Among some plaintiff attorneys, political alienation runs very deep indeed. "I think it's a bitter shame about this society, the Russians have got a more responsive political system than we do," says Herb Hafif, would-be cleaner of America's defense industry.

This hostility toward American institutions sometimes even includes FORBES. "Why would FORBES magazine want to be here?" asked ATLA Secretary Roxanne Conlin (estimated income: $750,000). "I mean, we sue your readership regularly, and we enjoy doing it very much."

Plaintiff attorneys unquestionably believe their own rhetoric. At least ATLA's Civil Justice Foundation thinks so. Its fundraising leaflet at the convention began: "As a trial lawyer, you profit from your work in many ways—the sweet success of righting an egregious wrong, the triumph of empowering the powerless, the certain knowledge of your role in penalizing wrongdoers."

All this and $10 billion, too.

A specter is haunting the plaintiff attorneys—the specter of tort reform. After 30 years, the flies rocking the honey pot may finally have provoked America to replace the lid.

In 1985-86 insurance rates, forced ever upward and in good part because of raids by the plaintiff lawyers, threatened to close popular public services for want to insurance. The media is publicizing useful products allegedly kept off the market for fear of litigation, notably an asbestos substitute, developed by Monsanto. Peter Huber's book Liability has focused attention on the total "tort tax" on the economy. Huber estimates that individuals, businesses and governments pay at least $80 billion a year directly, in such ways as litigation costs and higher insurance premiums, and a total of $300 billion indirectly, counting the cost of efforts to avoid liability.

Ultimately, this "tort tax" is paid by the consumer. For example, an estimated 55% of the average football helmet's $110 cost is now due to liability insurance costs. Helmetmakers on the margin have been squeezed out of business: In 1970 there were about 18, now there are 2. And sports on the margin are being squeezed out, too: A recent survey found that several hundred colleges and universities have eliminated sports such as flag football, noncompetitive diving, canoeing and hiking because of liability costs.

Partly as a result, sophisticated new tort reform lobbies are emerging—such as North Palm Beach, Fla.'s Coalition of Americans to Protect Sports and the defense bar's Washington, D.C.-based Lawyers for Civil Justice.

But the plaintiffs' attorneys are fighting back fiercely. They blame the insurance industry, sometimes striking a public chord, as when California passed Proposition 103, rolling back auto rates.
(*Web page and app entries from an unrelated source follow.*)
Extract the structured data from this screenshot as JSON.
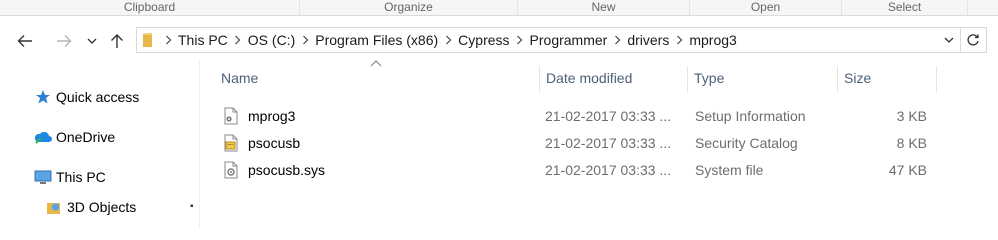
{
  "ribbon": {
    "groups": [
      "Clipboard",
      "Organize",
      "New",
      "Open",
      "Select"
    ]
  },
  "nav": {
    "back_icon": "arrow-left-icon",
    "forward_icon": "arrow-right-icon",
    "recent_icon": "chevron-down-icon",
    "up_icon": "arrow-up-icon"
  },
  "address": {
    "crumbs": [
      "This PC",
      "OS (C:)",
      "Program Files (x86)",
      "Cypress",
      "Programmer",
      "drivers",
      "mprog3"
    ]
  },
  "sidebar": {
    "items": [
      {
        "label": "Quick access",
        "icon": "star-icon"
      },
      {
        "label": "OneDrive",
        "icon": "cloud-icon"
      },
      {
        "label": "This PC",
        "icon": "computer-icon"
      },
      {
        "label": "3D Objects",
        "icon": "cube-folder-icon"
      }
    ]
  },
  "columns": {
    "name": "Name",
    "date": "Date modified",
    "type": "Type",
    "size": "Size"
  },
  "files": [
    {
      "name": "mprog3",
      "date": "21-02-2017 03:33 ...",
      "type": "Setup Information",
      "size": "3 KB",
      "icon": "setup-info-file-icon"
    },
    {
      "name": "psocusb",
      "date": "21-02-2017 03:33 ...",
      "type": "Security Catalog",
      "size": "8 KB",
      "icon": "security-catalog-file-icon"
    },
    {
      "name": "psocusb.sys",
      "date": "21-02-2017 03:33 ...",
      "type": "System file",
      "size": "47 KB",
      "icon": "system-file-icon"
    }
  ],
  "colors": {
    "header_text": "#4c607a",
    "detail_text": "#6d6d6d",
    "folder_yellow": "#e8b84a"
  }
}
Their argument is made superficially appealing as the rates crunch eases, although this is probably a cyclical phenomenon.

The battle for tort reform is now raging across the states. But it's entirely possible that it could be lost, much as no-fault automobile insurance was effectively blocked during the 1970s.

Still, some states have begun to allow courts to assess costs against frivolous actions. Perhaps this is the first step to some sort of "English rule" whereby either side must be prepared to pay the other's costs if their action is unsuccessful. Decisively altering the plaintiff's incentives to litigation, the "English rule" may be the ultimate tort reform.

Without it, the swarming plaintiff attorneys may do to the American economy what labor unions did to the British.